Task objective: Write out every entry in full. Leave nothing out.

Extracted material:
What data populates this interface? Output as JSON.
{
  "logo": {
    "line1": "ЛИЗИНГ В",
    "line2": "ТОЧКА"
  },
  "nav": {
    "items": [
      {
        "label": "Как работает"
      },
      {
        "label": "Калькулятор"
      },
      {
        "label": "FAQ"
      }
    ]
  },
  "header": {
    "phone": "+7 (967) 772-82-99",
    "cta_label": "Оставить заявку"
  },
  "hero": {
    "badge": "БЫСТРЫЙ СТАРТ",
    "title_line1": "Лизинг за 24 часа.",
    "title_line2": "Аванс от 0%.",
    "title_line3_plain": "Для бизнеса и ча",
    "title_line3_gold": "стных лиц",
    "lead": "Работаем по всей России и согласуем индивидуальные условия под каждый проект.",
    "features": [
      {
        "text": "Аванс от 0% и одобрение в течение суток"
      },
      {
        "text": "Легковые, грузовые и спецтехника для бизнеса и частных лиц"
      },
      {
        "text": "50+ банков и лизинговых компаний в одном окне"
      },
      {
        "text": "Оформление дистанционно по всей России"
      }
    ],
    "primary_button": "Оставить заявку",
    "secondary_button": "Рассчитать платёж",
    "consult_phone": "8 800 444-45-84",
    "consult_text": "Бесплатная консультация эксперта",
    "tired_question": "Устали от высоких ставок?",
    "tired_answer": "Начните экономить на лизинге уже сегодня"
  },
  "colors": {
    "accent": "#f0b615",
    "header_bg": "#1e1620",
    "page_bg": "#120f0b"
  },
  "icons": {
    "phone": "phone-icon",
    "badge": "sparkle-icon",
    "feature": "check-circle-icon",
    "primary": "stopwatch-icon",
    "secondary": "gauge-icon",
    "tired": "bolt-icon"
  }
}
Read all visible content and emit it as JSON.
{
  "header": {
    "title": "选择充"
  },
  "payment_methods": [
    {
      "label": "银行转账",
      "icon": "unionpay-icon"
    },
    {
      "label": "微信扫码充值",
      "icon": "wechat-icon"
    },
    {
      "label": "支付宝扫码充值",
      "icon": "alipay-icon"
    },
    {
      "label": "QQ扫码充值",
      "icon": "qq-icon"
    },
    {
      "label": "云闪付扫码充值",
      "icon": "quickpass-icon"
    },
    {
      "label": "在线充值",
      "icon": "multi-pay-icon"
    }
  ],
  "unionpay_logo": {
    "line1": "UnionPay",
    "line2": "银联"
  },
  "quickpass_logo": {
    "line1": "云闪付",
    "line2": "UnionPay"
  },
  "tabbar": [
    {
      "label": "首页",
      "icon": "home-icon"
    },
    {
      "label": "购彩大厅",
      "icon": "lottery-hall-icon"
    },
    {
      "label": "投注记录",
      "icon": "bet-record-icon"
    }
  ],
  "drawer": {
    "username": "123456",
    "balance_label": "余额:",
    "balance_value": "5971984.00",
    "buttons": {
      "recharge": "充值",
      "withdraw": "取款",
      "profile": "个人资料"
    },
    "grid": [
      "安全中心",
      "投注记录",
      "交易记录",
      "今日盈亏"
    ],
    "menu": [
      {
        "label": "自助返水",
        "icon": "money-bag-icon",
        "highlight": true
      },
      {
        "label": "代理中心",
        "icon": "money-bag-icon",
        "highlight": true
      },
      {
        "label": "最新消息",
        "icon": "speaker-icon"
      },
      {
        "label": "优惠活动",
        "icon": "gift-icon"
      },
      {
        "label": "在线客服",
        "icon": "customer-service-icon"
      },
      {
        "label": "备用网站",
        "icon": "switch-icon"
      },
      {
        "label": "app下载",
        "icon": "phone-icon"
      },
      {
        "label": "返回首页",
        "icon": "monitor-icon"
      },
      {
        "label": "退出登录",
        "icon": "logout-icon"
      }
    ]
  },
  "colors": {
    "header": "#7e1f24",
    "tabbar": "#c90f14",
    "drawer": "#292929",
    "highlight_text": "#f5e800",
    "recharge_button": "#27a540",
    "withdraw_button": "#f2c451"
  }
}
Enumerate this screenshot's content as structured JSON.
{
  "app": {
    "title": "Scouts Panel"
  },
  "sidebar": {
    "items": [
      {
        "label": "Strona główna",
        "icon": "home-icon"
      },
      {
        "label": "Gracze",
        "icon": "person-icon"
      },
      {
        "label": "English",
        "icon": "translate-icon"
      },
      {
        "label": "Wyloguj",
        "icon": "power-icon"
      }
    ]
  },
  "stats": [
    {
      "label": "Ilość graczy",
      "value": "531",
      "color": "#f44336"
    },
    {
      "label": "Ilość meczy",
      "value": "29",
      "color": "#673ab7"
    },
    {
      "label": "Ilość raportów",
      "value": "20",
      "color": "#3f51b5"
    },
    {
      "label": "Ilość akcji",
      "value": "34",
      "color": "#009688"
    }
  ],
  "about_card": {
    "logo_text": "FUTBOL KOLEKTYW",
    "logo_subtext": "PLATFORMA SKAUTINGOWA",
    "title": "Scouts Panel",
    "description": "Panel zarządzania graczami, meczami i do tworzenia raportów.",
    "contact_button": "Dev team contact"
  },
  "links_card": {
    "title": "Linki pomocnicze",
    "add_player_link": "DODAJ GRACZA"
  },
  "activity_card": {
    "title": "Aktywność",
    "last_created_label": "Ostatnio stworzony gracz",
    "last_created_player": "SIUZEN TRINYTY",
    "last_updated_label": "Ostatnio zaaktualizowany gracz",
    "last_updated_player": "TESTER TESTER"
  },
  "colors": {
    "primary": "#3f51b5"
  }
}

Response:
What data populates this interface? Output as JSON.
{
  "logo": {
    "line1": "ЛИЗИНГ В",
    "line2": "ТОЧКА"
  },
  "nav": {
    "items": [
      {
        "label": "Как работает"
      },
      {
        "label": "Калькулятор"
      },
      {
        "label": "FAQ"
      }
    ]
  },
  "header": {
    "phone": "+7 (967) 772-82-99",
    "cta_label": "Оставить заявку"
  },
  "hero": {
    "badge": "БЫСТРЫЙ СТАРТ",
    "title_line1": "Лизинг за 24 часа.",
    "title_line2": "Аванс от 0%.",
    "title_line3_plain": "Для бизнеса и ча",
    "title_line3_gold": "стных лиц",
    "lead": "Работаем по всей России и согласуем индивидуальные условия под каждый проект.",
    "features": [
      {
        "text": "Аванс от 0% и одобрение в течение суток"
      },
      {
        "text": "Легковые, грузовые и спецтехника для бизнеса и частных лиц"
      },
      {
        "text": "50+ банков и лизинговых компаний в одном окне"
      },
      {
        "text": "Оформление дистанционно по всей России"
      }
    ],
    "primary_button": "Оставить заявку",
    "secondary_button": "Рассчитать платёж",
    "consult_phone": "8 800 444-45-84",
    "consult_text": "Бесплатная консультация эксперта",
    "tired_question": "Устали от высоких ставок?",
    "tired_answer": "Начните экономить на лизинге уже сегодня"
  },
  "colors": {
    "accent": "#f0b615",
    "header_bg": "#1e1620",
    "page_bg": "#120f0b"
  },
  "icons": {
    "phone": "phone-icon",
    "badge": "sparkle-icon",
    "feature": "check-circle-icon",
    "primary": "stopwatch-icon",
    "secondary": "gauge-icon",
    "tired": "bolt-icon"
  }
}
Read all visible content and emit it as JSON.
{
  "header": {
    "title": "选择充"
  },
  "payment_methods": [
    {
      "label": "银行转账",
      "icon": "unionpay-icon"
    },
    {
      "label": "微信扫码充值",
      "icon": "wechat-icon"
    },
    {
      "label": "支付宝扫码充值",
      "icon": "alipay-icon"
    },
    {
      "label": "QQ扫码充值",
      "icon": "qq-icon"
    },
    {
      "label": "云闪付扫码充值",
      "icon": "quickpass-icon"
    },
    {
      "label": "在线充值",
      "icon": "multi-pay-icon"
    }
  ],
  "unionpay_logo": {
    "line1": "UnionPay",
    "line2": "银联"
  },
  "quickpass_logo": {
    "line1": "云闪付",
    "line2": "UnionPay"
  },
  "tabbar": [
    {
      "label": "首页",
      "icon": "home-icon"
    },
    {
      "label": "购彩大厅",
      "icon": "lottery-hall-icon"
    },
    {
      "label": "投注记录",
      "icon": "bet-record-icon"
    }
  ],
  "drawer": {
    "username": "123456",
    "balance_label": "余额:",
    "balance_value": "5971984.00",
    "buttons": {
      "recharge": "充值",
      "withdraw": "取款",
      "profile": "个人资料"
    },
    "grid": [
      "安全中心",
      "投注记录",
      "交易记录",
      "今日盈亏"
    ],
    "menu": [
      {
        "label": "自助返水",
        "icon": "money-bag-icon",
        "highlight": true
      },
      {
        "label": "代理中心",
        "icon": "money-bag-icon",
        "highlight": true
      },
      {
        "label": "最新消息",
        "icon": "speaker-icon"
      },
      {
        "label": "优惠活动",
        "icon": "gift-icon"
      },
      {
        "label": "在线客服",
        "icon": "customer-service-icon"
      },
      {
        "label": "备用网站",
        "icon": "switch-icon"
      },
      {
        "label": "app下载",
        "icon": "phone-icon"
      },
      {
        "label": "返回首页",
        "icon": "monitor-icon"
      },
      {
        "label": "退出登录",
        "icon": "logout-icon"
      }
    ]
  },
  "colors": {
    "header": "#7e1f24",
    "tabbar": "#c90f14",
    "drawer": "#292929",
    "highlight_text": "#f5e800",
    "recharge_button": "#27a540",
    "withdraw_button": "#f2c451"
  }
}
Enumerate this screenshot's content as structured JSON.
{
  "app": {
    "title": "Scouts Panel"
  },
  "sidebar": {
    "items": [
      {
        "label": "Strona główna",
        "icon": "home-icon"
      },
      {
        "label": "Gracze",
        "icon": "person-icon"
      },
      {
        "label": "English",
        "icon": "translate-icon"
      },
      {
        "label": "Wyloguj",
        "icon": "power-icon"
      }
    ]
  },
  "stats": [
    {
      "label": "Ilość graczy",
      "value": "531",
      "color": "#f44336"
    },
    {
      "label": "Ilość meczy",
      "value": "29",
      "color": "#673ab7"
    },
    {
      "label": "Ilość raportów",
      "value": "20",
      "color": "#3f51b5"
    },
    {
      "label": "Ilość akcji",
      "value": "34",
      "color": "#009688"
    }
  ],
  "about_card": {
    "logo_text": "FUTBOL KOLEKTYW",
    "logo_subtext": "PLATFORMA SKAUTINGOWA",
    "title": "Scouts Panel",
    "description": "Panel zarządzania graczami, meczami i do tworzenia raportów.",
    "contact_button": "Dev team contact"
  },
  "links_card": {
    "title": "Linki pomocnicze",
    "add_player_link": "DODAJ GRACZA"
  },
  "activity_card": {
    "title": "Aktywność",
    "last_created_label": "Ostatnio stworzony gracz",
    "last_created_player": "SIUZEN TRINYTY",
    "last_updated_label": "Ostatnio zaaktualizowany gracz",
    "last_updated_player": "TESTER TESTER"
  },
  "colors": {
    "primary": "#3f51b5"
  }
}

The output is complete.